## Extracted records

[Start of section]

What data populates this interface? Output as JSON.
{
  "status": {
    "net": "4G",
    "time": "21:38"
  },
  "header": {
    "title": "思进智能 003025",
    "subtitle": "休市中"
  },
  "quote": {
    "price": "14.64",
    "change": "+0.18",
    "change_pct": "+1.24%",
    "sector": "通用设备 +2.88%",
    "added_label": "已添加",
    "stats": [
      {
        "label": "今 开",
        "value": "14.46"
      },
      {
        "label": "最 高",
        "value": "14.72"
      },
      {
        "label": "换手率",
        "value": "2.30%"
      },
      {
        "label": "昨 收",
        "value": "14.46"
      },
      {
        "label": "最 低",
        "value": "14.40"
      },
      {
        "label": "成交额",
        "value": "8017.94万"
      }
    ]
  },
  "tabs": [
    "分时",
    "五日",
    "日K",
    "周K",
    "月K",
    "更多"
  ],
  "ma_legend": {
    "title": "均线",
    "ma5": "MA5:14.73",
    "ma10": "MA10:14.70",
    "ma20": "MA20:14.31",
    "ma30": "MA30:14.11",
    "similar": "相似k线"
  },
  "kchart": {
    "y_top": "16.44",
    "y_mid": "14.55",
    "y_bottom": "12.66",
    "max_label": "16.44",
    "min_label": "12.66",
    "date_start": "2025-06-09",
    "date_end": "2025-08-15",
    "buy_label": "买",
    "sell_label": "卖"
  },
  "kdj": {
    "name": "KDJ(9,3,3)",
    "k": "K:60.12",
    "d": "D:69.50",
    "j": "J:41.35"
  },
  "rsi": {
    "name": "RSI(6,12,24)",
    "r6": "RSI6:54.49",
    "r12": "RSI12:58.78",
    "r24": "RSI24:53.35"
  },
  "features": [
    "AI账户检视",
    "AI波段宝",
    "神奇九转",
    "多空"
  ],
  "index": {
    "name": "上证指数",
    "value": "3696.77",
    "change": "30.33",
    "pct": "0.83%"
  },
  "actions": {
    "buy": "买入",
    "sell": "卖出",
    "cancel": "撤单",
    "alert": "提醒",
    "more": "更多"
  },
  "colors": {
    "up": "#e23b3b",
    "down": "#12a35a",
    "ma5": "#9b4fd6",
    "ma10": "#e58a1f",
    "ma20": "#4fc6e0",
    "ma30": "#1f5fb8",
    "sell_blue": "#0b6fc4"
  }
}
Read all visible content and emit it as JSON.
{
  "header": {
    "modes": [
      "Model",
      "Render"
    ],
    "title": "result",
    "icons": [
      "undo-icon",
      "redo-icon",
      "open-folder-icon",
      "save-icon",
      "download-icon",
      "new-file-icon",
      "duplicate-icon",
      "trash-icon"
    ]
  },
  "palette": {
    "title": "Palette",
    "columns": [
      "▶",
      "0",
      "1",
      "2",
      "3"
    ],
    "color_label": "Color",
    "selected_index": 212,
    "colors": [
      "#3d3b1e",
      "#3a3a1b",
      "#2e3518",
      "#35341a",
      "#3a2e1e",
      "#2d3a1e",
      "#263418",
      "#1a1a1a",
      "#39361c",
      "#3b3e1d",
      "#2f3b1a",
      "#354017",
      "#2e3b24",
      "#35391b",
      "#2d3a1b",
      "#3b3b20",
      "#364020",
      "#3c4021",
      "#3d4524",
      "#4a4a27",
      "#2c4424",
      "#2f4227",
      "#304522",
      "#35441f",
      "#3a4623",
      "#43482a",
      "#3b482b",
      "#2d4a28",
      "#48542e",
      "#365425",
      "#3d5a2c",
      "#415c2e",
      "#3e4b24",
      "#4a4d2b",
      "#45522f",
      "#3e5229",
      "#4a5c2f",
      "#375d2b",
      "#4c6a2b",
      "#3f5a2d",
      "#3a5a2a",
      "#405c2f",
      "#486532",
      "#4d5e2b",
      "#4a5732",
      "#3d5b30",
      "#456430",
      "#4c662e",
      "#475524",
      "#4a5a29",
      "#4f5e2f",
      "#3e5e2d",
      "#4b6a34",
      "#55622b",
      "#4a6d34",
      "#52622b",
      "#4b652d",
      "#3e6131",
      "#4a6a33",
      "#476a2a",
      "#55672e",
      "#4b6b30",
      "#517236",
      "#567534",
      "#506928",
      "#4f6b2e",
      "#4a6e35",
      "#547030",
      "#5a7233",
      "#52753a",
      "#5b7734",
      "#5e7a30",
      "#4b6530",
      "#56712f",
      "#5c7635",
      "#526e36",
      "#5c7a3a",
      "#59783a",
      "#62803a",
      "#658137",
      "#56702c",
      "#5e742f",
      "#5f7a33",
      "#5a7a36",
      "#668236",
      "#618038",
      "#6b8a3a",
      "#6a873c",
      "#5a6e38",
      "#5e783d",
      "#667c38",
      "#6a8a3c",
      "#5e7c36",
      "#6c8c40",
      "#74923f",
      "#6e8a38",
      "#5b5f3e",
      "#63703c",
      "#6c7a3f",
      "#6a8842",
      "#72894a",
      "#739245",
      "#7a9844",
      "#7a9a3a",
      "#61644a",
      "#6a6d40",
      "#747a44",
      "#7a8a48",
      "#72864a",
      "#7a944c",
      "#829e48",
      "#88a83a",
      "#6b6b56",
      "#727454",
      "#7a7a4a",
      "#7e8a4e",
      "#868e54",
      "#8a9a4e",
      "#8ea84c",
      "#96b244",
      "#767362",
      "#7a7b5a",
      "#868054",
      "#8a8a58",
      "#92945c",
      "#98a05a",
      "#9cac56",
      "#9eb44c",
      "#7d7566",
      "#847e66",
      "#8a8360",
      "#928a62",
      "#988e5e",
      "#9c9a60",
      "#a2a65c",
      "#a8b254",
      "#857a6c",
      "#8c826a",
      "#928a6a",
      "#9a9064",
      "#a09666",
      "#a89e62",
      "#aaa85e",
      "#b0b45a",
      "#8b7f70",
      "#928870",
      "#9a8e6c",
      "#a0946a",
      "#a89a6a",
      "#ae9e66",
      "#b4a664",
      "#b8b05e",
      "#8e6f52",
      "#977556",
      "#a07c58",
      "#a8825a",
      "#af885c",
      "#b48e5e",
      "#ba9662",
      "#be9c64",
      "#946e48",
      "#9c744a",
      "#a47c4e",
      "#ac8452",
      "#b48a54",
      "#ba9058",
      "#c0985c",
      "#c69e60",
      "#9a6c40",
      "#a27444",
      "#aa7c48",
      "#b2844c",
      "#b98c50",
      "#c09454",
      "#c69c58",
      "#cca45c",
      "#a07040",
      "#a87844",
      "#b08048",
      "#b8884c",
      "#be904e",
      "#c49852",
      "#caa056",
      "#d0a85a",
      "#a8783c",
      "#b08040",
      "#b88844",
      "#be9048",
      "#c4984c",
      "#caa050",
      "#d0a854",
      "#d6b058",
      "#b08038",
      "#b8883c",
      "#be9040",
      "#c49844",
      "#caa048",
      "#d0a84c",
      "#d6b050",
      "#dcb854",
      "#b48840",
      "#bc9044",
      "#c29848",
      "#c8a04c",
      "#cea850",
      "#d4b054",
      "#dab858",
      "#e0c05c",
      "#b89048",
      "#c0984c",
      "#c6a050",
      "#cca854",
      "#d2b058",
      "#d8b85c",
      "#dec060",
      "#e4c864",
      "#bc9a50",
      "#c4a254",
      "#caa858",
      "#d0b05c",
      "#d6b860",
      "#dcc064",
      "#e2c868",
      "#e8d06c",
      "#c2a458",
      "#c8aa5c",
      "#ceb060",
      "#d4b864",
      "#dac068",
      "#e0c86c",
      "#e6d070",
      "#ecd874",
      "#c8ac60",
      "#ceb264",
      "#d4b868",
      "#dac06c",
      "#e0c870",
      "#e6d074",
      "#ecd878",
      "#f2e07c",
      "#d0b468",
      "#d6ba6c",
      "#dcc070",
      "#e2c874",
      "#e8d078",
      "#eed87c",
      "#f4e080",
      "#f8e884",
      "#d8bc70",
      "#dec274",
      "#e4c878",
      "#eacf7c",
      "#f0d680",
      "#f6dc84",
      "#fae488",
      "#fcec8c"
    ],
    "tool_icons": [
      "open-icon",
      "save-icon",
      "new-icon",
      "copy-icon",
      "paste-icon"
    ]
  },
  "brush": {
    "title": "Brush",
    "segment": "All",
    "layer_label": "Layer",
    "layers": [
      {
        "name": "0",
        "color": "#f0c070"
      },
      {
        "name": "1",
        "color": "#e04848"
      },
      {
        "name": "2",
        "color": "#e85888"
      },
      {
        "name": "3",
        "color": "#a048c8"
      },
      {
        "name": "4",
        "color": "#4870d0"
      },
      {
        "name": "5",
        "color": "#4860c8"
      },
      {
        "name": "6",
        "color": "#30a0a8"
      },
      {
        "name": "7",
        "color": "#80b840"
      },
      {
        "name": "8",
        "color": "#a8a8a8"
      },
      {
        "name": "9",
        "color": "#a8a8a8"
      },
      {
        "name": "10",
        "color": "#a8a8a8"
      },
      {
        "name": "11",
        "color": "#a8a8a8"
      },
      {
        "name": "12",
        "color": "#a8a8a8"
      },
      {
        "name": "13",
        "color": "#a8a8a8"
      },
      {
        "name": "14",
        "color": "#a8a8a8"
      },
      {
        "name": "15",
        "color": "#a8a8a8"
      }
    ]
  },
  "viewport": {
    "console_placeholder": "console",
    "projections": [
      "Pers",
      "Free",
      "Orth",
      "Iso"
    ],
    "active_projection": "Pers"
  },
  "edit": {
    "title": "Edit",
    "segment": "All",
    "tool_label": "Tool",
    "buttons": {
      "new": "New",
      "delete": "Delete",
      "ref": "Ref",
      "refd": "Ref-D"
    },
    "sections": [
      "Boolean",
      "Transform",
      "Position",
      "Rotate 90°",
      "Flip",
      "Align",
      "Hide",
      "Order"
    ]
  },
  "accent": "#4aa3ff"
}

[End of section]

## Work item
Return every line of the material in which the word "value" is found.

## Solution
        "value": "14.46"
        "value": "14.72"
        "value": "2.30%"
        "value": "14.46"
        "value": "14.40"
        "value": "8017.94万"
    "value": "3696.77",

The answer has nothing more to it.